The cast of final term drama students are reciting in unison. At least that is the idea. The sound is flat and ragged. Stressed or disengaged expressions are plain to see on the performers faces. Strain and slump in the postures. Tomorrow is an important evening for everyone’s future. An audience of theatrical agents. Careers could be made… or fizzle out before they start. You can almost see the thought bubbles – “Why do final rehearsals so often end up like this?”
What is happening here? Anxiety? Yes, in varying degrees from person to person. Tiredness and a feeling of not being quite equal to the task? The final term has been a long haul. Conflict of priorities? Time devoted to the ensemble piece is time subtracted from the all important solo slot. Despite the fact that the ensemble pieces are like the rich dark velvet that shows off the individual pieces of jewellery to best effect.
What to do? A good old fashioned motivational speech and then push on? It can work wonders… but not today, not now. The director decides – now is the time for pausing. For regrouping and redirecting the considerable individual and collective resources of the cast.
“Alright everyone! Take five!” A collective sigh of relief. Pursuit of other, small but important, goals ensues. A visit to the ladies or gents. A quick call on the mobile. Smokers huddle at the main entrance. Catch up on some gossip.
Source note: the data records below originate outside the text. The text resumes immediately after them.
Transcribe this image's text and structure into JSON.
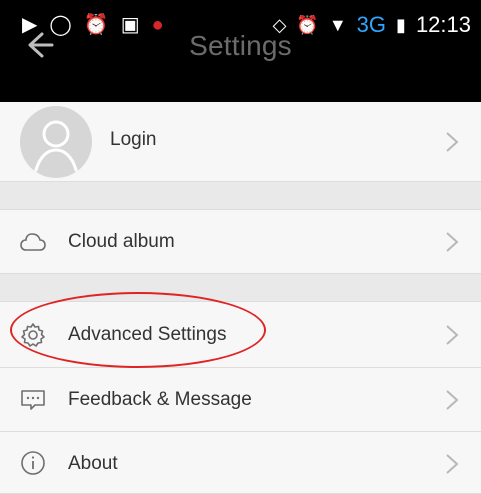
{
  "header": {
    "title": "Settings",
    "time": "12:13",
    "network": "3G"
  },
  "rows": {
    "login": "Login",
    "cloud_album": "Cloud album",
    "advanced_settings": "Advanced Settings",
    "feedback": "Feedback & Message",
    "about": "About"
  },
  "icons": {
    "back": "back-arrow-icon",
    "avatar": "user-avatar-icon",
    "cloud": "cloud-icon",
    "gear": "gear-icon",
    "feedback": "chat-bubble-icon",
    "about": "info-icon",
    "chevron": "chevron-right-icon"
  },
  "colors": {
    "accent": "#2ea6ff",
    "highlight": "#e02424"
  }
}
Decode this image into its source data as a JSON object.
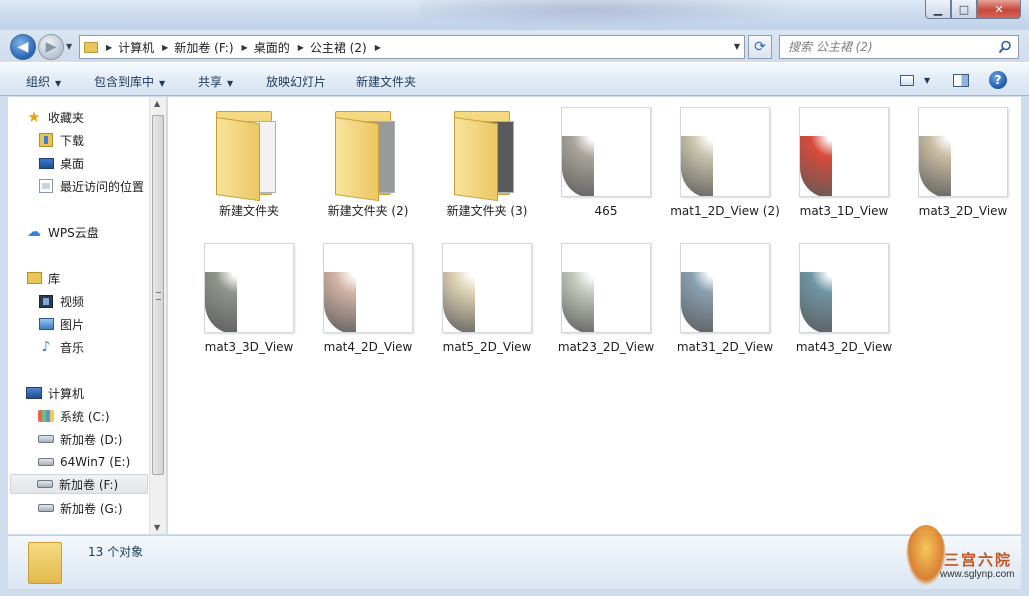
{
  "window": {
    "minimize_glyph": "▁",
    "maximize_glyph": "□",
    "close_glyph": "✕"
  },
  "address": {
    "crumbs": [
      "计算机",
      "新加卷 (F:)",
      "桌面的",
      "公主裙 (2)"
    ]
  },
  "search": {
    "placeholder": "搜索 公主裙 (2)"
  },
  "toolbar": {
    "organize": "组织",
    "include_library": "包含到库中",
    "share": "共享",
    "slideshow": "放映幻灯片",
    "new_folder": "新建文件夹"
  },
  "nav": {
    "favorites": "收藏夹",
    "downloads": "下载",
    "desktop": "桌面",
    "recent": "最近访问的位置",
    "wps": "WPS云盘",
    "library": "库",
    "videos": "视频",
    "pictures": "图片",
    "music": "音乐",
    "computer": "计算机",
    "drive_c": "系统 (C:)",
    "drive_d": "新加卷 (D:)",
    "drive_e": "64Win7  (E:)",
    "drive_f": "新加卷 (F:)",
    "drive_g": "新加卷 (G:)"
  },
  "files": [
    {
      "label": "新建文件夹",
      "kind": "folder",
      "sheet": "#f2f2f2"
    },
    {
      "label": "新建文件夹 (2)",
      "kind": "folder",
      "sheet": "#9a9a9a"
    },
    {
      "label": "新建文件夹 (3)",
      "kind": "folder",
      "sheet": "#5a5a5a"
    },
    {
      "label": "465",
      "kind": "image",
      "tone": "#a9a49c"
    },
    {
      "label": "mat1_2D_View (2)",
      "kind": "image",
      "tone": "#c9c3ad"
    },
    {
      "label": "mat3_1D_View",
      "kind": "image",
      "tone": "#d84a3a"
    },
    {
      "label": "mat3_2D_View",
      "kind": "image",
      "tone": "#c8bca2"
    },
    {
      "label": "mat3_3D_View",
      "kind": "image",
      "tone": "#8f948c"
    },
    {
      "label": "mat4_2D_View",
      "kind": "image",
      "tone": "#d2b3a6"
    },
    {
      "label": "mat5_2D_View",
      "kind": "image",
      "tone": "#ddd2b4"
    },
    {
      "label": "mat23_2D_View",
      "kind": "image",
      "tone": "#c4c8be"
    },
    {
      "label": "mat31_2D_View",
      "kind": "image",
      "tone": "#8aa0b0"
    },
    {
      "label": "mat43_2D_View",
      "kind": "image",
      "tone": "#6f95a4"
    }
  ],
  "status": {
    "count_text": "13 个对象"
  },
  "watermark": {
    "title": "三宫六院",
    "url": "www.sglynp.com"
  }
}
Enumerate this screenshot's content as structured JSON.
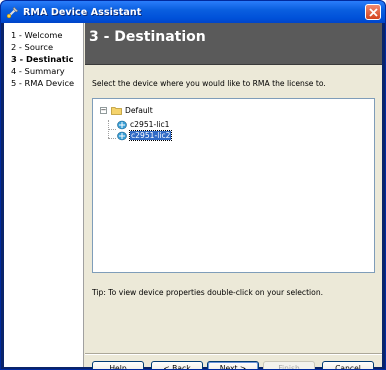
{
  "window": {
    "title": "RMA Device Assistant"
  },
  "steps": [
    {
      "label": "1 - Welcome"
    },
    {
      "label": "2 - Source"
    },
    {
      "label": "3 - Destinatic"
    },
    {
      "label": "4 - Summary"
    },
    {
      "label": "5 - RMA Device"
    }
  ],
  "active_step": 3,
  "header": {
    "title": "3 - Destination"
  },
  "instruction": "Select the device where you would like to RMA the license to.",
  "tree": {
    "root": {
      "label": "Default",
      "expander": "−"
    },
    "children": [
      {
        "label": "c2951-lic1",
        "selected": false
      },
      {
        "label": "c2951-lic2",
        "selected": true
      }
    ]
  },
  "tip": "Tip: To view device properties double-click on your selection.",
  "buttons": {
    "help": "Help",
    "back": "< Back",
    "next": "Next >",
    "finish": "Finish",
    "cancel": "Cancel"
  },
  "colors": {
    "titlebar": "#0a5fe0",
    "header_bg": "#5a5a5a",
    "selection": "#316ac5"
  }
}
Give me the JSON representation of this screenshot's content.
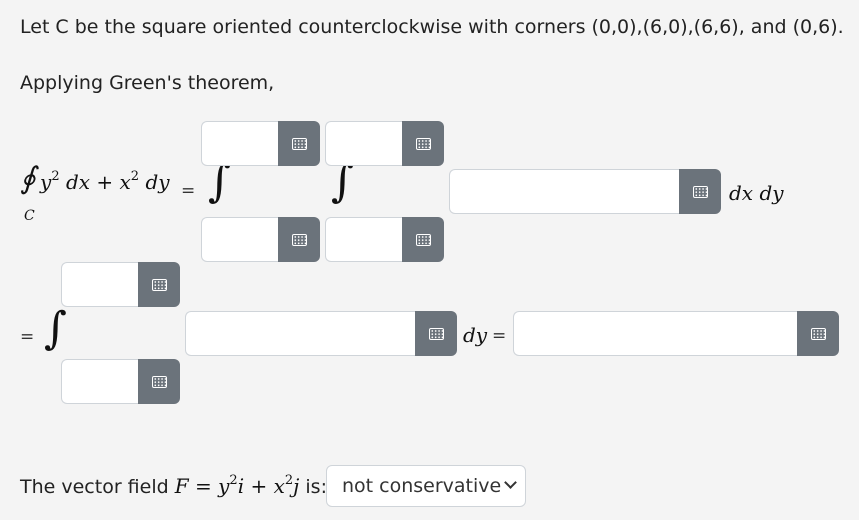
{
  "problem": {
    "statement": "Let C be the square oriented counterclockwise with corners (0,0),(6,0),(6,6), and (0,6).",
    "intro": "Applying Green's theorem,"
  },
  "line_integral": {
    "symbol": "∮",
    "term1": "y",
    "term1_exp": "2",
    "dx": "dx +",
    "term2": "x",
    "term2_exp": "2",
    "dy": "dy",
    "curve": "C"
  },
  "symbols": {
    "equals": "=",
    "integral": "∫",
    "dx_dy": "dx dy",
    "dy": "dy"
  },
  "fields": {
    "outer_upper": "",
    "outer_lower": "",
    "inner_upper": "",
    "inner_lower": "",
    "integrand": "",
    "single_upper": "",
    "single_lower": "",
    "single_integrand": "",
    "result": ""
  },
  "vector_field": {
    "prefix": "The vector field",
    "F": "F",
    "eq": "=",
    "y": "y",
    "y_exp": "2",
    "i": "i",
    "plus": "+",
    "x": "x",
    "x_exp": "2",
    "j": "j",
    "suffix": "is:",
    "selected": "not conservative"
  },
  "icons": {
    "keyboard": "keyboard-icon",
    "dropdown": "chevron-down-icon"
  }
}
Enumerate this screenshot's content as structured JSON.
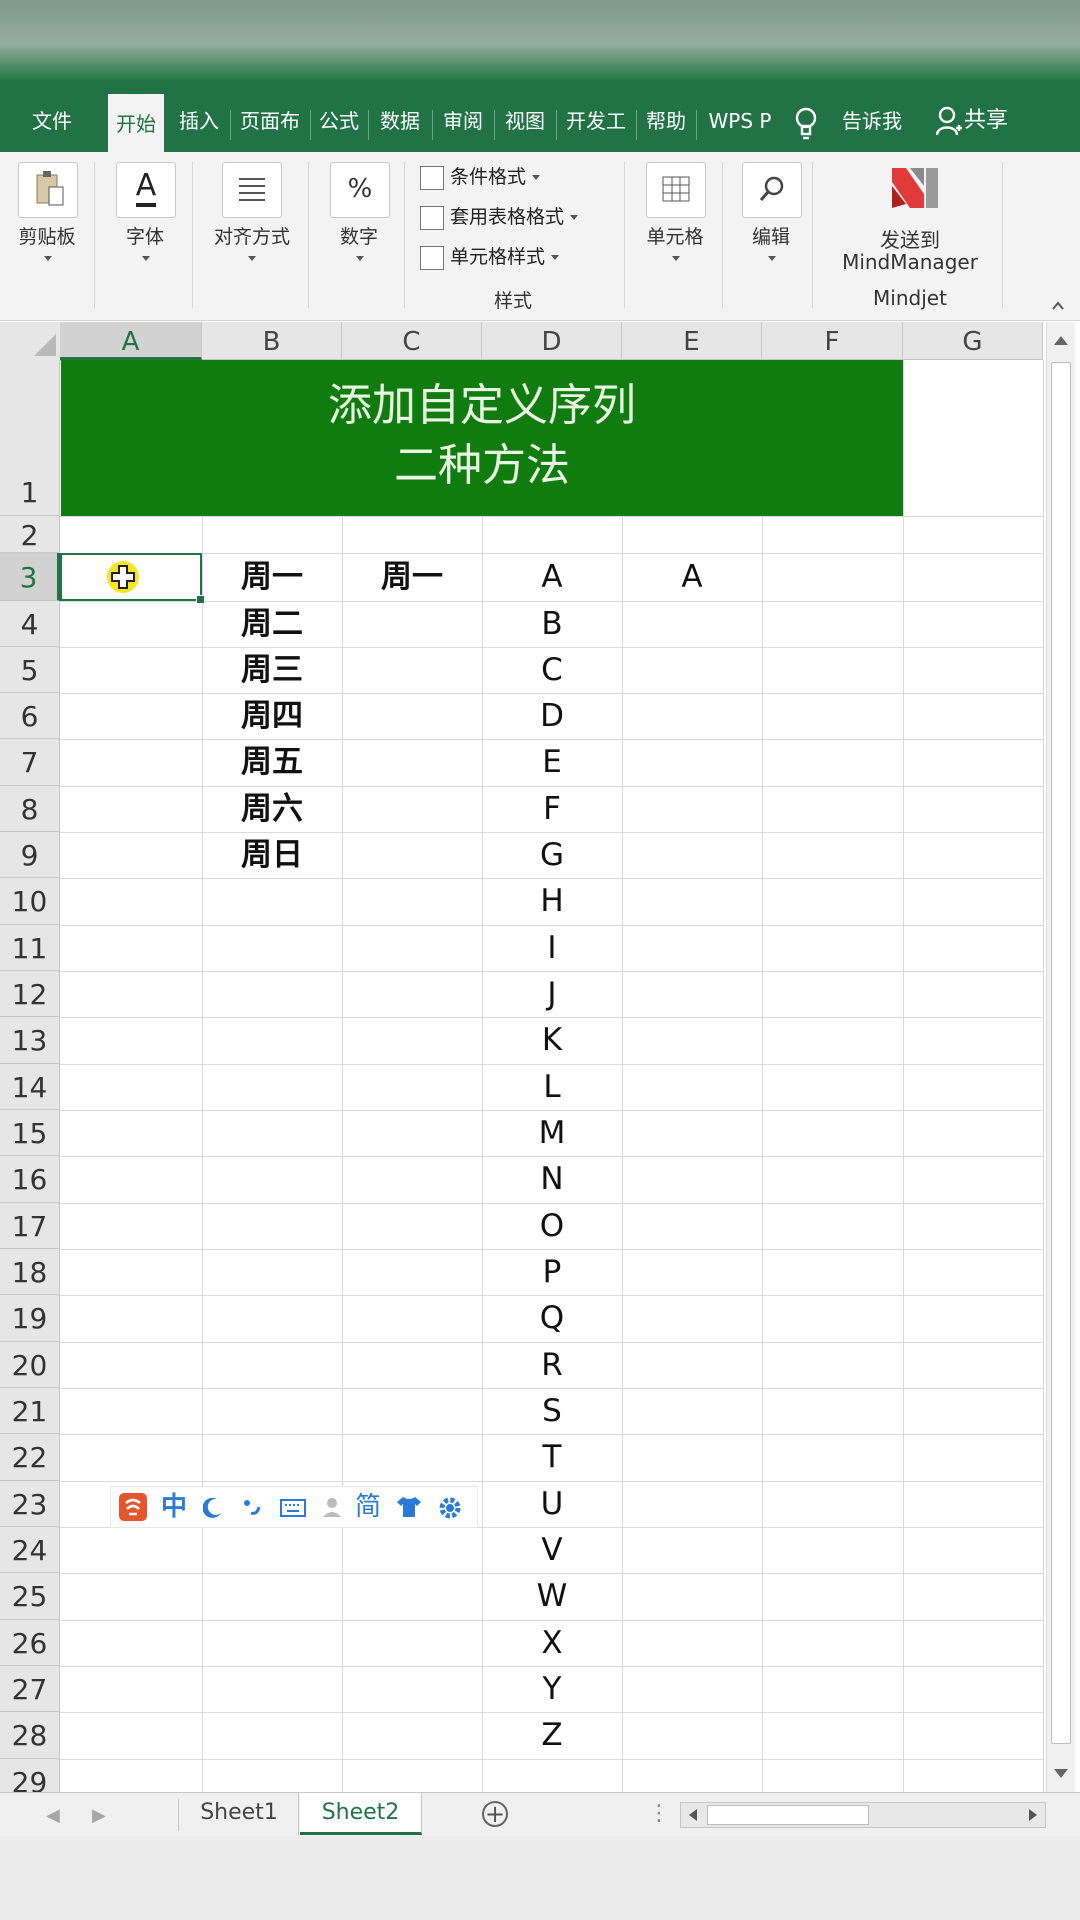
{
  "ribbon_tabs": [
    {
      "label": "文件"
    },
    {
      "label": "开始"
    },
    {
      "label": "插入"
    },
    {
      "label": "页面布"
    },
    {
      "label": "公式"
    },
    {
      "label": "数据"
    },
    {
      "label": "审阅"
    },
    {
      "label": "视图"
    },
    {
      "label": "开发工"
    },
    {
      "label": "帮助"
    },
    {
      "label": "WPS P"
    }
  ],
  "active_tab": "开始",
  "tell_me": "告诉我",
  "share": "共享",
  "ribbon": {
    "clipboard": "剪贴板",
    "font": "字体",
    "font_icon": "A",
    "alignment": "对齐方式",
    "number": "数字",
    "number_icon": "%",
    "conditional_format": "条件格式",
    "table_format": "套用表格格式",
    "cell_style": "单元格样式",
    "styles_group": "样式",
    "cells": "单元格",
    "editing": "编辑",
    "send_to": "发送到",
    "mindmanager": "MindManager",
    "mindjet": "Mindjet"
  },
  "columns": [
    "A",
    "B",
    "C",
    "D",
    "E",
    "F",
    "G"
  ],
  "rows": [
    "1",
    "2",
    "3",
    "4",
    "5",
    "6",
    "7",
    "8",
    "9",
    "10",
    "11",
    "12",
    "13",
    "14",
    "15",
    "16",
    "17",
    "18",
    "19",
    "20",
    "21",
    "22",
    "23",
    "24",
    "25",
    "26",
    "27",
    "28",
    "29"
  ],
  "selected_cell": "A3",
  "title": {
    "line1": "添加自定义序列",
    "line2": "二种方法"
  },
  "col_b": [
    "周一",
    "周二",
    "周三",
    "周四",
    "周五",
    "周六",
    "周日"
  ],
  "c3": "周一",
  "col_d": [
    "A",
    "B",
    "C",
    "D",
    "E",
    "F",
    "G",
    "H",
    "I",
    "J",
    "K",
    "L",
    "M",
    "N",
    "O",
    "P",
    "Q",
    "R",
    "S",
    "T",
    "U",
    "V",
    "W",
    "X",
    "Y",
    "Z"
  ],
  "e3": "A",
  "ime": {
    "mode": "中",
    "simplified": "简"
  },
  "sheets": [
    "Sheet1",
    "Sheet2"
  ],
  "active_sheet": "Sheet2",
  "colors": {
    "excel_green": "#217346",
    "banner_green": "#107c10",
    "banner_text": "#e8f5e0"
  }
}
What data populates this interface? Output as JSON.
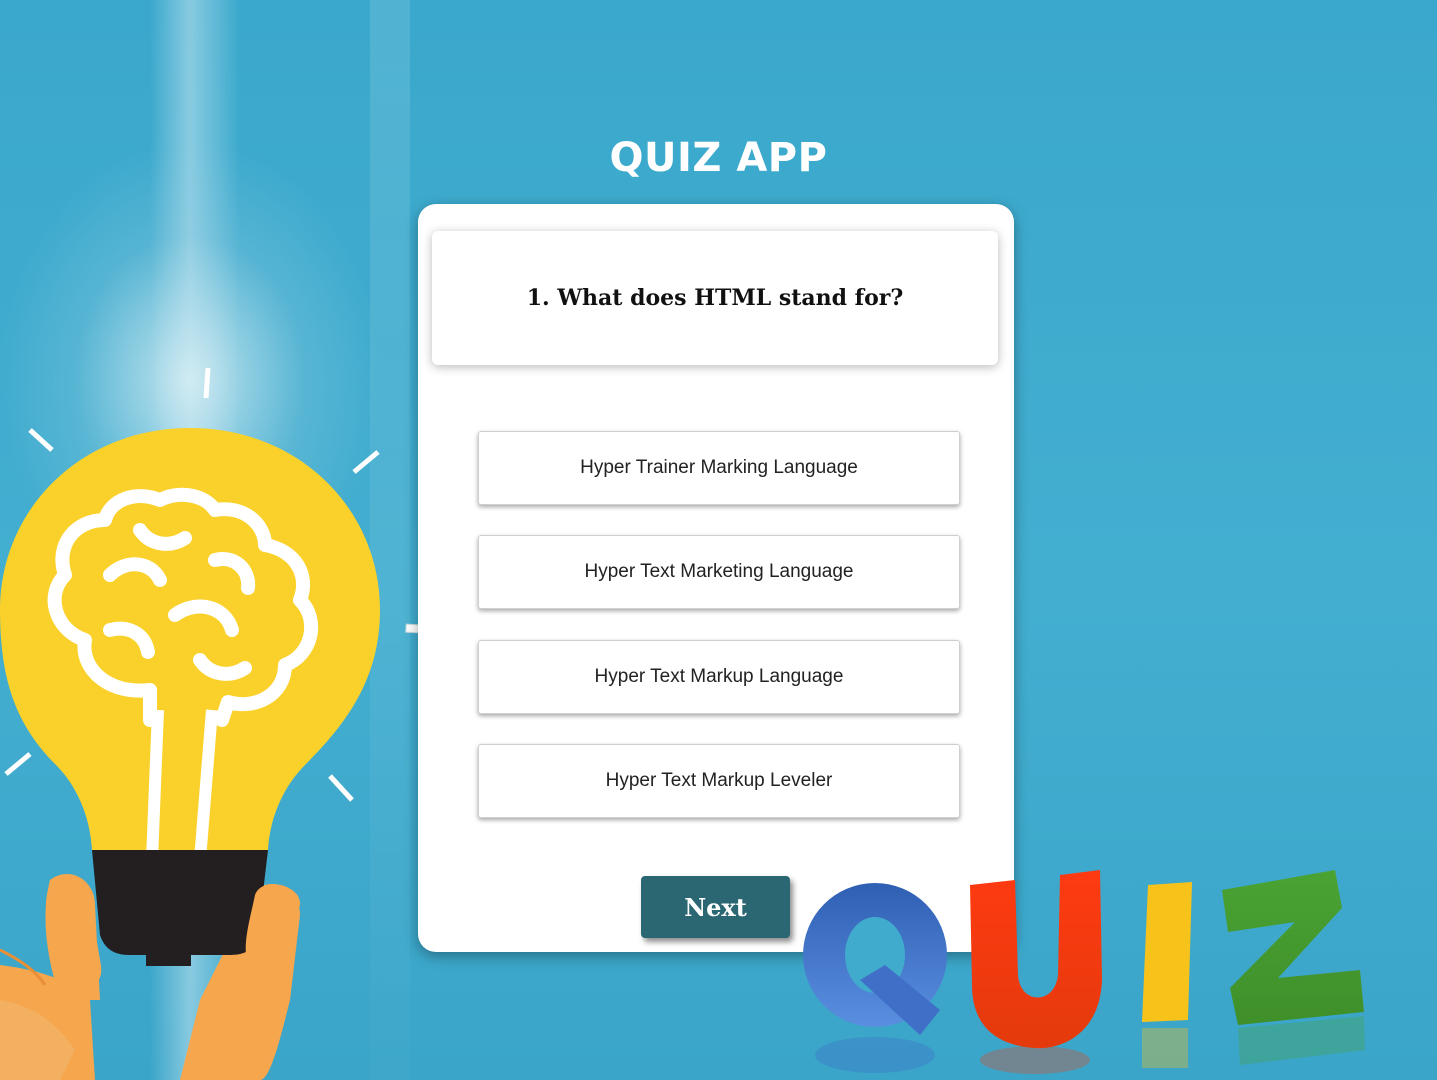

Some are resting in the Alexander semi-supine position. Some sits and thinks. And some just sits.
We all have an actual need for distraction. A need to place attention elsewhere periodically. Too much work and not enough play etc.
“O.K. everyone, let’s get going again!”
Do they dive straight into the unison speech? No.
For the next ten minutes the students separate out into pairs. One of the students, the tester, starts to gently push the other student, the testee, who becomes wobbly and loses balance. After a short pause the testee places their hand briefly over their lower abdomen and then, returning their hand to their side, stands in a neutral posture. The tester begins to gently push again. This time the testee is stable and not only confidently balanced but looking calmer and more collected.
After swapping roles and repeating the same procedure the attitude in the cast is calmer, more powerful and motivation is high. Unison descends on the cast – the collective voice, like peeling bells, is now bright, clear and resonant.
The performance the following evening, both the ensemble and the individual pieces, is a resounding success. Students get agents and take the next step of their career.